=== Section Start ===

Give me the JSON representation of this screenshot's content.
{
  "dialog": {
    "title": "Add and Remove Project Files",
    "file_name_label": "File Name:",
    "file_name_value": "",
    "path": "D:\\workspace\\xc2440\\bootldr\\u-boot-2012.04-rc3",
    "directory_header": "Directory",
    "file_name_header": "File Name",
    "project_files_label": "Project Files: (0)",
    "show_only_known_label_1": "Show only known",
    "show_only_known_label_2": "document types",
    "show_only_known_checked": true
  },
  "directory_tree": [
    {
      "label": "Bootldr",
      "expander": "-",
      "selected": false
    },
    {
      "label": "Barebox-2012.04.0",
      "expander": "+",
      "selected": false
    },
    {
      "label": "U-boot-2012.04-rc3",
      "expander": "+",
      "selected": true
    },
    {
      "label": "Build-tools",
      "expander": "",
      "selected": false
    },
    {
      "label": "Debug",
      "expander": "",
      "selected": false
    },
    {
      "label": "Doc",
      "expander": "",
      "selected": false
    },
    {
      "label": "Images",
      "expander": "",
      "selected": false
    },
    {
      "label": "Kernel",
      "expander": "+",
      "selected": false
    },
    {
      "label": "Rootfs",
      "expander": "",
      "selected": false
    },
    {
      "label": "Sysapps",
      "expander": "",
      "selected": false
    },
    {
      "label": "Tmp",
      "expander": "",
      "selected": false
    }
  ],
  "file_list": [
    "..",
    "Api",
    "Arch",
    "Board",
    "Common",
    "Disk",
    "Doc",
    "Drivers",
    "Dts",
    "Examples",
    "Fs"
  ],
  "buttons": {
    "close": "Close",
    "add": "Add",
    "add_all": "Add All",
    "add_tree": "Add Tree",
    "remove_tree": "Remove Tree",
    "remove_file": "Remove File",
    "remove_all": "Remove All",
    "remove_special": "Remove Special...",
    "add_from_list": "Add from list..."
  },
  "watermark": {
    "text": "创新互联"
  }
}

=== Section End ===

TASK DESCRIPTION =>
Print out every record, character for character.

SOLUTION =>
Give me the JSON representation of this screenshot's content.
{
  "dialog": {
    "title": "Add and Remove Project Files",
    "file_name_label": "File Name:",
    "file_name_value": "",
    "path": "D:\\workspace\\xc2440\\bootldr\\u-boot-2012.04-rc3",
    "directory_header": "Directory",
    "file_name_header": "File Name",
    "project_files_label": "Project Files: (0)",
    "show_only_known_label_1": "Show only known",
    "show_only_known_label_2": "document types",
    "show_only_known_checked": true
  },
  "directory_tree": [
    {
      "label": "Bootldr",
      "expander": "-",
      "selected": false
    },
    {
      "label": "Barebox-2012.04.0",
      "expander": "+",
      "selected": false
    },
    {
      "label": "U-boot-2012.04-rc3",
      "expander": "+",
      "selected": true
    },
    {
      "label": "Build-tools",
      "expander": "",
      "selected": false
    },
    {
      "label": "Debug",
      "expander": "",
      "selected": false
    },
    {
      "label": "Doc",
      "expander": "",
      "selected": false
    },
    {
      "label": "Images",
      "expander": "",
      "selected": false
    },
    {
      "label": "Kernel",
      "expander": "+",
      "selected": false
    },
    {
      "label": "Rootfs",
      "expander": "",
      "selected": false
    },
    {
      "label": "Sysapps",
      "expander": "",
      "selected": false
    },
    {
      "label": "Tmp",
      "expander": "",
      "selected": false
    }
  ],
  "file_list": [
    "..",
    "Api",
    "Arch",
    "Board",
    "Common",
    "Disk",
    "Doc",
    "Drivers",
    "Dts",
    "Examples",
    "Fs"
  ],
  "buttons": {
    "close": "Close",
    "add": "Add",
    "add_all": "Add All",
    "add_tree": "Add Tree",
    "remove_tree": "Remove Tree",
    "remove_file": "Remove File",
    "remove_all": "Remove All",
    "remove_special": "Remove Special...",
    "add_from_list": "Add from list..."
  },
  "watermark": {
    "text": "创新互联"
  }
}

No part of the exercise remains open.